‘Electric Monkey is bursting with YA treats in 2017’ says Stella Paskins Fiction Publisher at Egmont, ‘Stand-out for me is the first of a new Michael Grant trilogy: Monster is the GONE series sequel we’ve all been waiting for and it’s an absolute firecracker. At the opposite end of the emotional spectrum, Lisa Heathfield’s Flight of a Starling is going to put a few more hearts through the wringer with her unravelling of sisterly secrets. New author Penny Joelson brings us the original I Have No Secrets, a page-turning thriller seen through the eyes of a unique narrator, which is both thought provoking and utterly compelling. And with titles from Kevin Brooks, Rachel McIntyre, Eugene Lambert and Lynn Weingarten, it’s a properly epic year.’
Ali Dougal, Egmont’s Fiction Publishing Director adds, ‘2017 is set to be a blockbuster year for the Egmont list, with new books from rising stars including Jim Smith and Katherine Woodfine, and a real treat for Robin Jarvis fans in our stunning Modern Classic edition of The Whitby Witches. Plus, some phenomenal debuts: Sarah Driver’s The Huntress trilogy is full of heart and adventure and oozes magical detail, reminiscent of Pullman and Paver; Laura Ellen Anderson makes her authorial fiction debut with the hideously funny and revoltingly lavish Amelia Fang series; and there are more laughs in The Fintastic Diary of Darcy Dolphin, the first in a new young fiction series by Sam Watkins featuring an irrepressible new heroine in a vibrant underwater world.’
‘There are some real corkers on the Francis Lincoln Children’s Books’ picture book list’, says publisher Rachel Williams. ‘In the spring, we have the award-winning The Night Gardener (Feb, £12.99) from Terry and Eric Fan, followed closely by David Litchfield’s heartwarming story of friendship with an outsider, Grandad’s Secret Giant. In September, we publish a picture book in collaboration with Amnesty International, Imagine (Sept, £11.99), which is set to the original lyrics of John Lennon’s song and illustrated by Jean Jullien. With pre-sales in 15 languages and a huge worldwide press and marketing campaign, the book follows the adventure of a young pigeon on a mission for world peace.
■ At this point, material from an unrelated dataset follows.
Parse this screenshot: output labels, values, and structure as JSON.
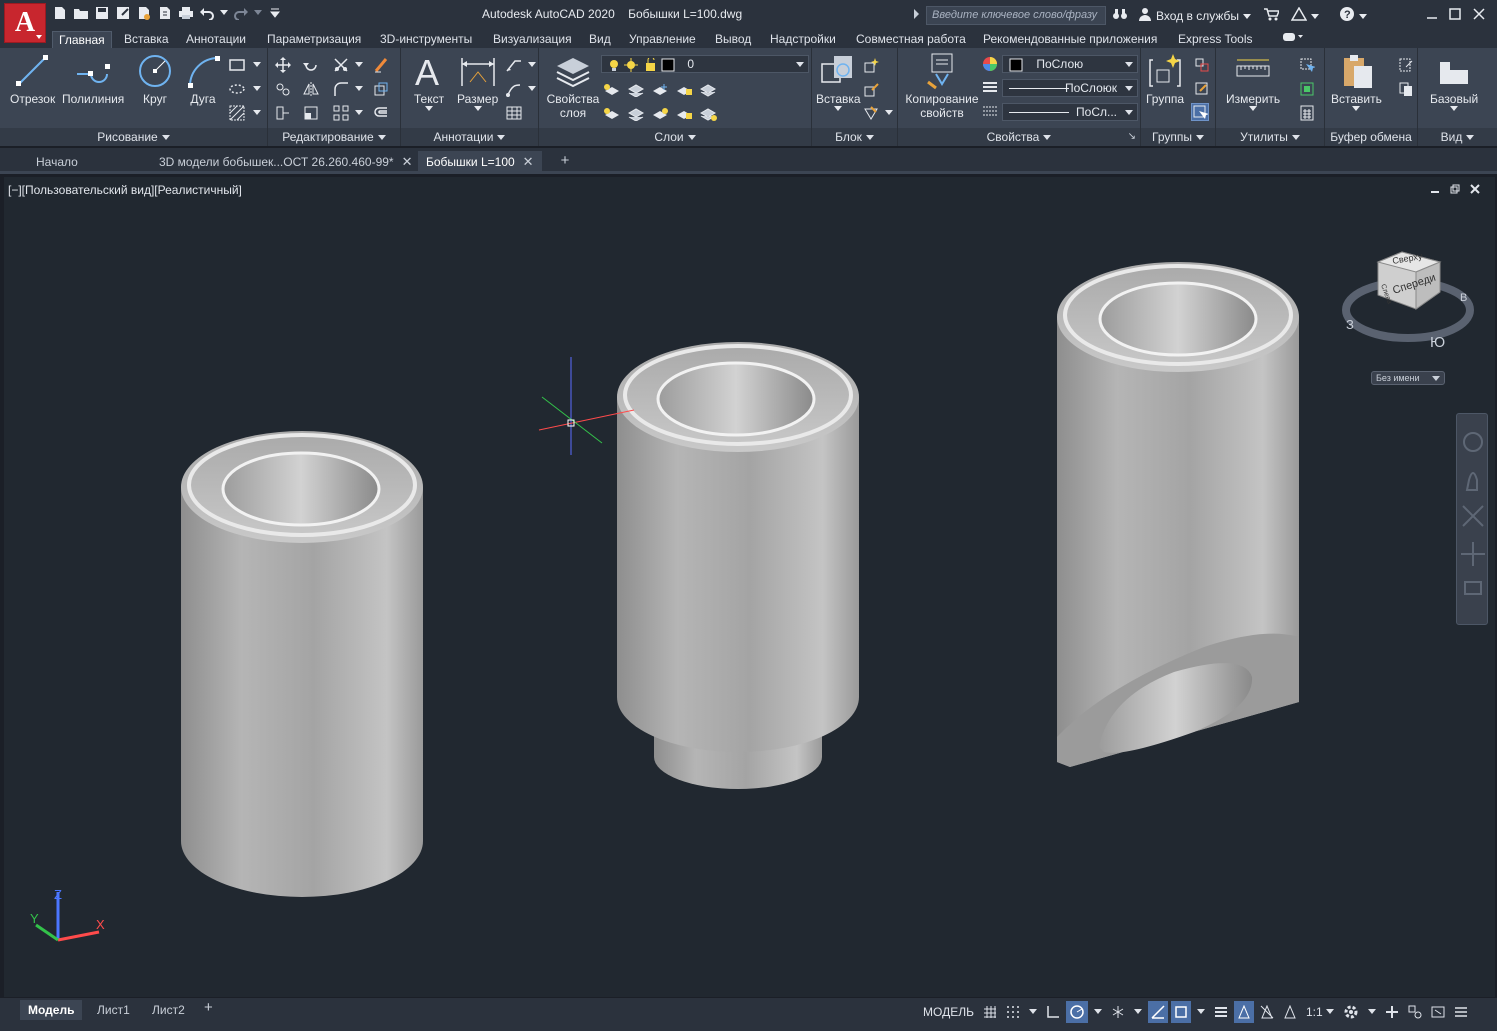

Over the summer, we launch our Natural History Museum series, with 13 titles: from newspaper-style activity books (The Prehistoric Times, June, £5.99) to sticker titles (Sticker Art, June and July, £5.99), and reference for the young naturalist with 10 Reasons to love a… series (August, £8.99). And we have gift books galore next Christmas, including The Story Orchestra: The Nutcracker (October, £14.99), by Jessica Courtney Tickle, and A Menagerie of Stories (October, £14.99) by Angela McAllister, illustrated by Aitch.’